*** Opening of Extracted data ***

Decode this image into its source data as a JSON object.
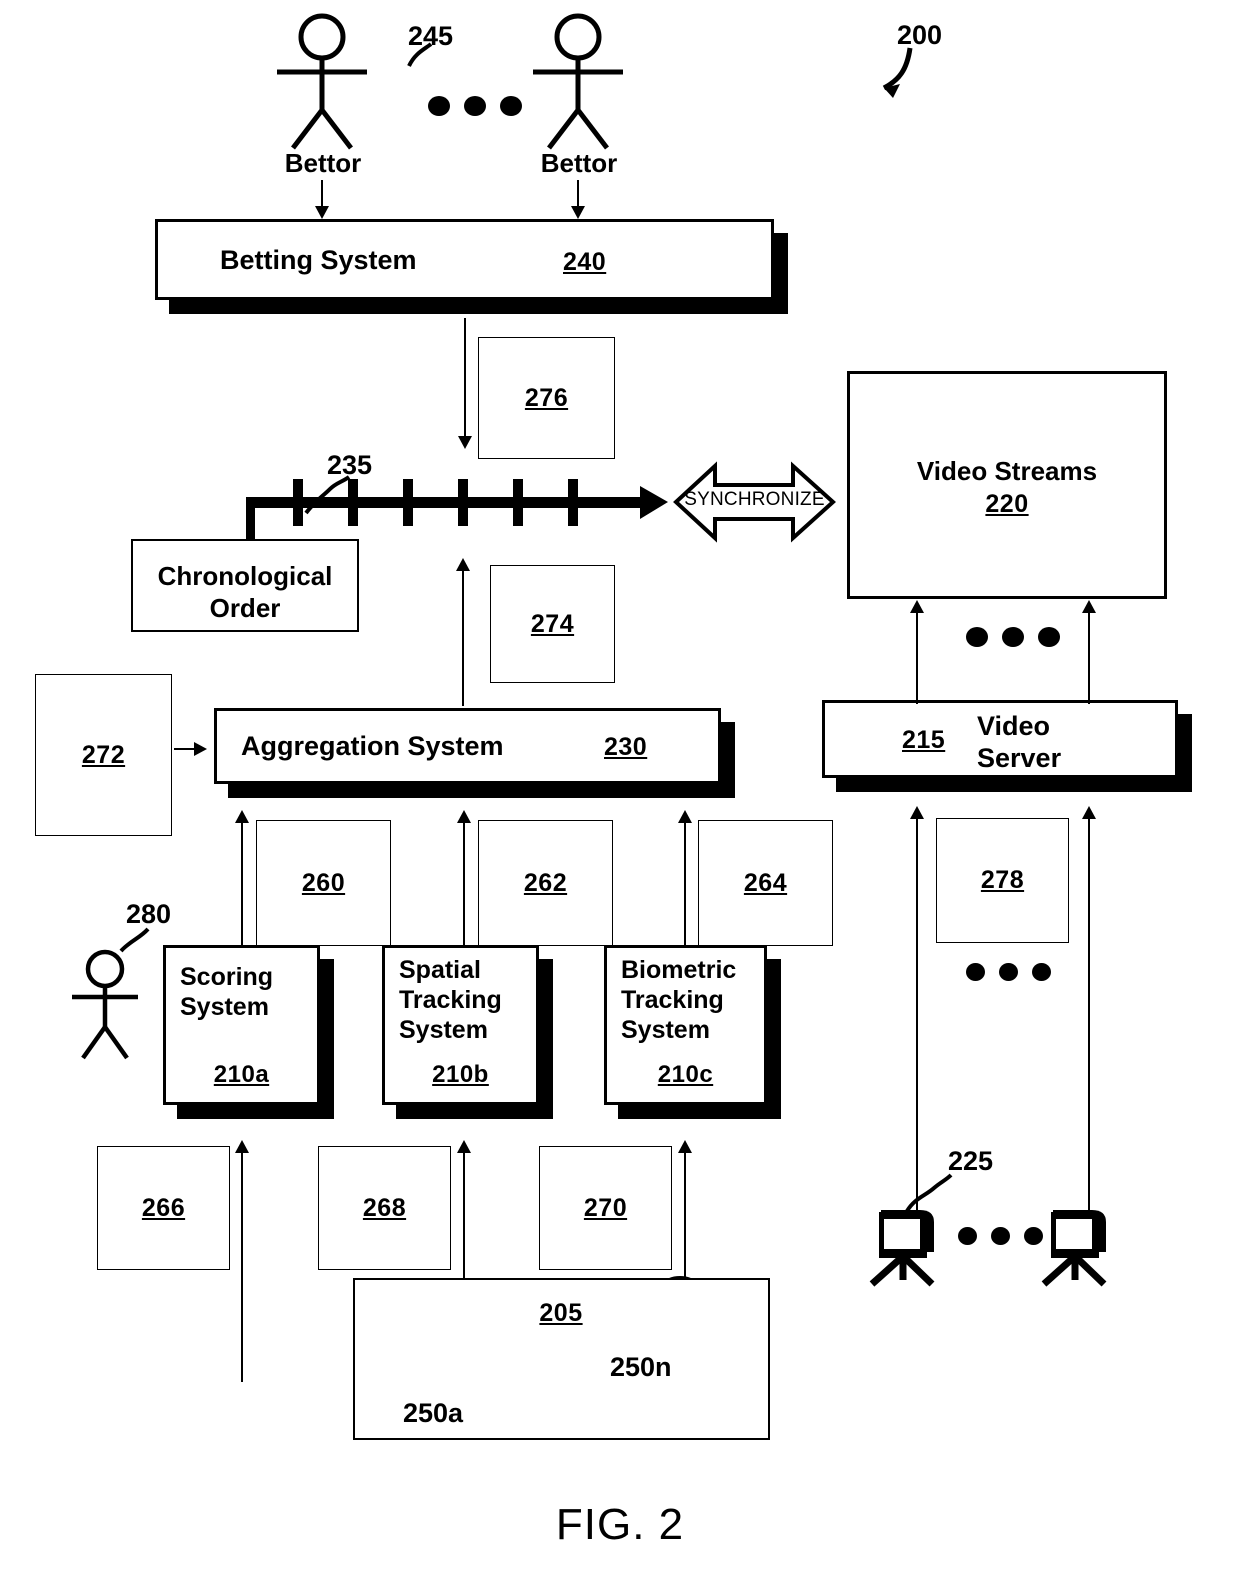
{
  "figure": {
    "caption": "FIG. 2",
    "system_ref": "200"
  },
  "actors": {
    "bettor_left_label": "Bettor",
    "bettor_right_label": "Bettor",
    "bettors_ref": "245",
    "operator_ref": "280"
  },
  "boxes": {
    "betting_system": {
      "label": "Betting System",
      "ref": "240"
    },
    "aggregation_system": {
      "label": "Aggregation System",
      "ref": "230"
    },
    "video_streams": {
      "label": "Video Streams",
      "ref": "220"
    },
    "video_server": {
      "label_line1": "Video",
      "label_line2": "Server",
      "ref": "215"
    },
    "chronological_order": {
      "label_line1": "Chronological",
      "label_line2": "Order"
    },
    "scoring_system": {
      "label_line1": "Scoring",
      "label_line2": "System",
      "ref": "210a"
    },
    "spatial_tracking_system": {
      "label_line1": "Spatial",
      "label_line2": "Tracking",
      "label_line3": "System",
      "ref": "210b"
    },
    "biometric_tracking_system": {
      "label_line1": "Biometric",
      "label_line2": "Tracking",
      "label_line3": "System",
      "ref": "210c"
    },
    "event_venue": {
      "ref": "205"
    }
  },
  "refboxes": {
    "r276": "276",
    "r274": "274",
    "r272": "272",
    "r260": "260",
    "r262": "262",
    "r264": "264",
    "r266": "266",
    "r268": "268",
    "r270": "270",
    "r278": "278"
  },
  "timeline": {
    "ref": "235",
    "tick_count": 6
  },
  "synchronize": {
    "label": "SYNCHRONIZE"
  },
  "participants": {
    "first_ref": "250a",
    "last_ref": "250n"
  },
  "cameras": {
    "ref": "225"
  },
  "colors": {
    "ink": "#000000",
    "paper": "#ffffff"
  }
}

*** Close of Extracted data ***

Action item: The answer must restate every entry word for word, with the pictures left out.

Answer for this exercise:
Decode this image into its source data as a JSON object.
{
  "figure": {
    "caption": "FIG. 2",
    "system_ref": "200"
  },
  "actors": {
    "bettor_left_label": "Bettor",
    "bettor_right_label": "Bettor",
    "bettors_ref": "245",
    "operator_ref": "280"
  },
  "boxes": {
    "betting_system": {
      "label": "Betting System",
      "ref": "240"
    },
    "aggregation_system": {
      "label": "Aggregation System",
      "ref": "230"
    },
    "video_streams": {
      "label": "Video Streams",
      "ref": "220"
    },
    "video_server": {
      "label_line1": "Video",
      "label_line2": "Server",
      "ref": "215"
    },
    "chronological_order": {
      "label_line1": "Chronological",
      "label_line2": "Order"
    },
    "scoring_system": {
      "label_line1": "Scoring",
      "label_line2": "System",
      "ref": "210a"
    },
    "spatial_tracking_system": {
      "label_line1": "Spatial",
      "label_line2": "Tracking",
      "label_line3": "System",
      "ref": "210b"
    },
    "biometric_tracking_system": {
      "label_line1": "Biometric",
      "label_line2": "Tracking",
      "label_line3": "System",
      "ref": "210c"
    },
    "event_venue": {
      "ref": "205"
    }
  },
  "refboxes": {
    "r276": "276",
    "r274": "274",
    "r272": "272",
    "r260": "260",
    "r262": "262",
    "r264": "264",
    "r266": "266",
    "r268": "268",
    "r270": "270",
    "r278": "278"
  },
  "timeline": {
    "ref": "235",
    "tick_count": 6
  },
  "synchronize": {
    "label": "SYNCHRONIZE"
  },
  "participants": {
    "first_ref": "250a",
    "last_ref": "250n"
  },
  "cameras": {
    "ref": "225"
  },
  "colors": {
    "ink": "#000000",
    "paper": "#ffffff"
  }
}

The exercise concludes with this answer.